Start of Block

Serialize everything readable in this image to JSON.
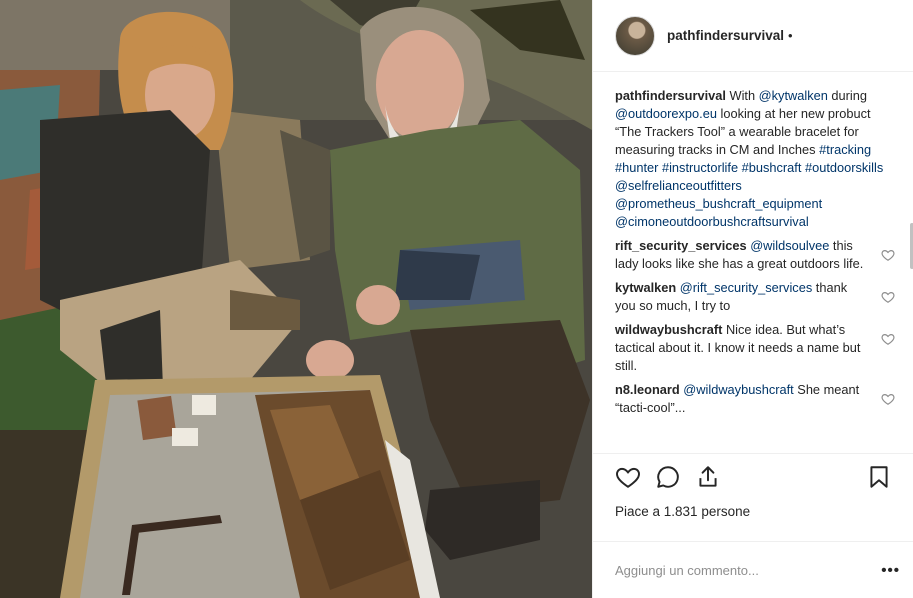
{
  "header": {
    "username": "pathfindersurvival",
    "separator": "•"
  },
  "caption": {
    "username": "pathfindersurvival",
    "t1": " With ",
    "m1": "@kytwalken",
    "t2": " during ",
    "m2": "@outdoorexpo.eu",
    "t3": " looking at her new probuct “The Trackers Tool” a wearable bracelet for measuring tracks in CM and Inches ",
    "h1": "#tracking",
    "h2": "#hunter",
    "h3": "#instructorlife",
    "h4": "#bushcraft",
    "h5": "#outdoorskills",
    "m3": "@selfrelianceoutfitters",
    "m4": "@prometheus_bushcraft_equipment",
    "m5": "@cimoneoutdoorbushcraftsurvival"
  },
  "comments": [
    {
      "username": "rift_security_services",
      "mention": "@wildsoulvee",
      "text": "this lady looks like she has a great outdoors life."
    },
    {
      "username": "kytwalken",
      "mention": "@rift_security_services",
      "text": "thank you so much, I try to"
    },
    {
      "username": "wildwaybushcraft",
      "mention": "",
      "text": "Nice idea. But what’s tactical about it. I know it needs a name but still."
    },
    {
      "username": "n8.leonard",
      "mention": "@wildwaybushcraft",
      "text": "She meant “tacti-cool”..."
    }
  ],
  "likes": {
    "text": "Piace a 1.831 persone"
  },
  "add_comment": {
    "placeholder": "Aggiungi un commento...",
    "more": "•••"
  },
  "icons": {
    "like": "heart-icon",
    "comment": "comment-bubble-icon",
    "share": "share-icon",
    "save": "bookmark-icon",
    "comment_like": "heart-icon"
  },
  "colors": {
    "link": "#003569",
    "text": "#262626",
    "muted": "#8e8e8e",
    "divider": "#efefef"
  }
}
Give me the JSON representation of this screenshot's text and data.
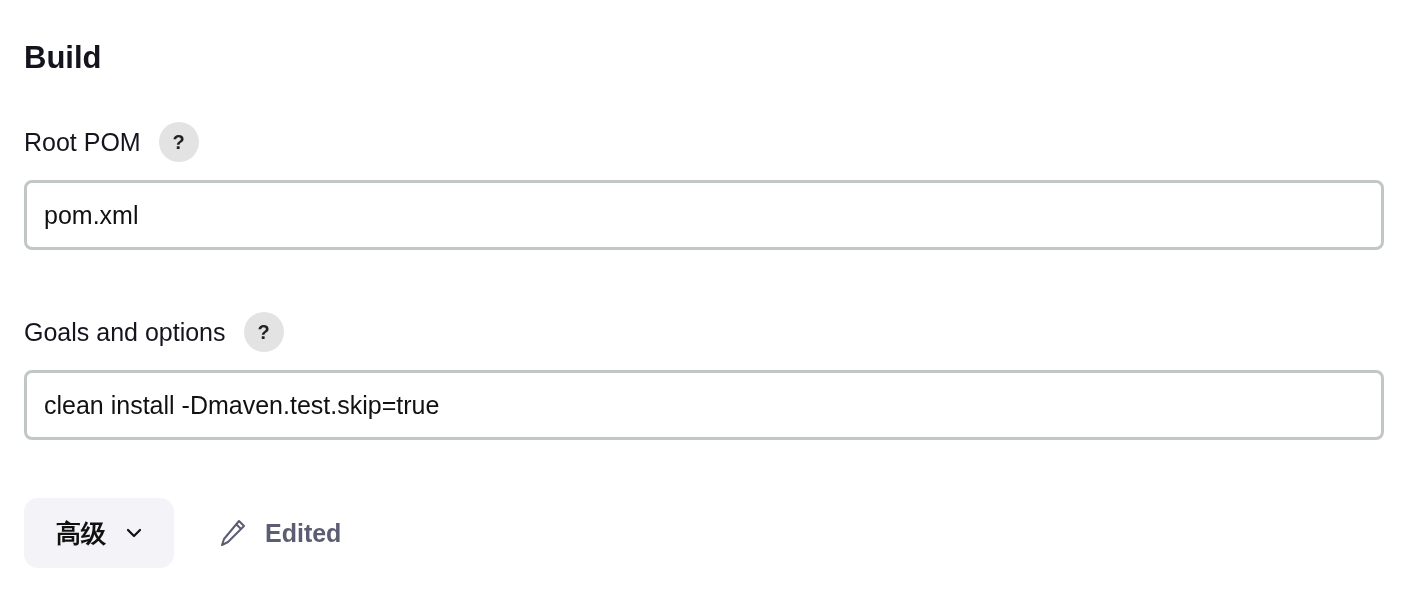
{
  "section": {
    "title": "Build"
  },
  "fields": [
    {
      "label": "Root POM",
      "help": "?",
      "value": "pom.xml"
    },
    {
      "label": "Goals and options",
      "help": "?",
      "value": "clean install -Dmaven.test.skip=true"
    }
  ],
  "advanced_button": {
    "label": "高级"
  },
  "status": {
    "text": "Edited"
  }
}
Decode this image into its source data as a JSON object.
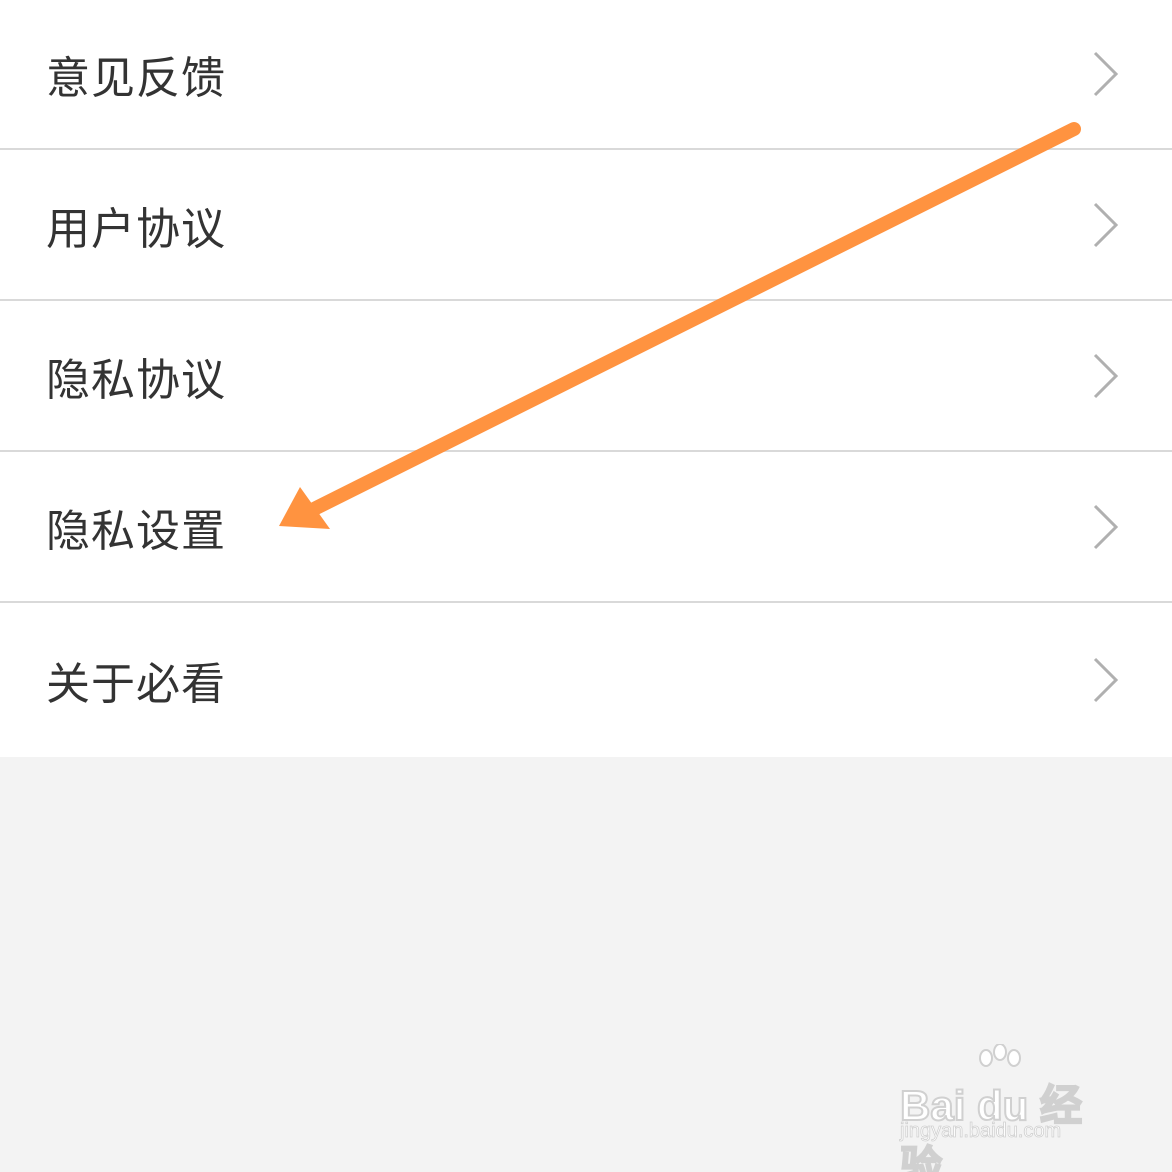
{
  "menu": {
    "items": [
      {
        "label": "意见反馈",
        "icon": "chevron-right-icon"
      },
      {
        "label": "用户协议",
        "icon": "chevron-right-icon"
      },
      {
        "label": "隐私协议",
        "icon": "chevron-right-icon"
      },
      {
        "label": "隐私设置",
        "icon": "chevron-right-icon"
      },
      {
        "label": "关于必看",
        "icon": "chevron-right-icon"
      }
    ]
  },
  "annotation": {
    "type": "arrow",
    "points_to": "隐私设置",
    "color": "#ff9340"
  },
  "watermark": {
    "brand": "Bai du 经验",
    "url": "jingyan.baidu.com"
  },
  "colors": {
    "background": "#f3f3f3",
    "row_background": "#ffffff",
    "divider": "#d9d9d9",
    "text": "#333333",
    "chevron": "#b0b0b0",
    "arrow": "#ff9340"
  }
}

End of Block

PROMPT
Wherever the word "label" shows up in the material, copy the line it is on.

ANSWER TO THE EXERCISE
      "label": "Root POM",
      "label": "Goals and options",
    "label": "高级"
        "label": "意见反馈",
        "label": "用户协议",
        "label": "隐私协议",
        "label": "隐私设置",
        "label": "关于必看",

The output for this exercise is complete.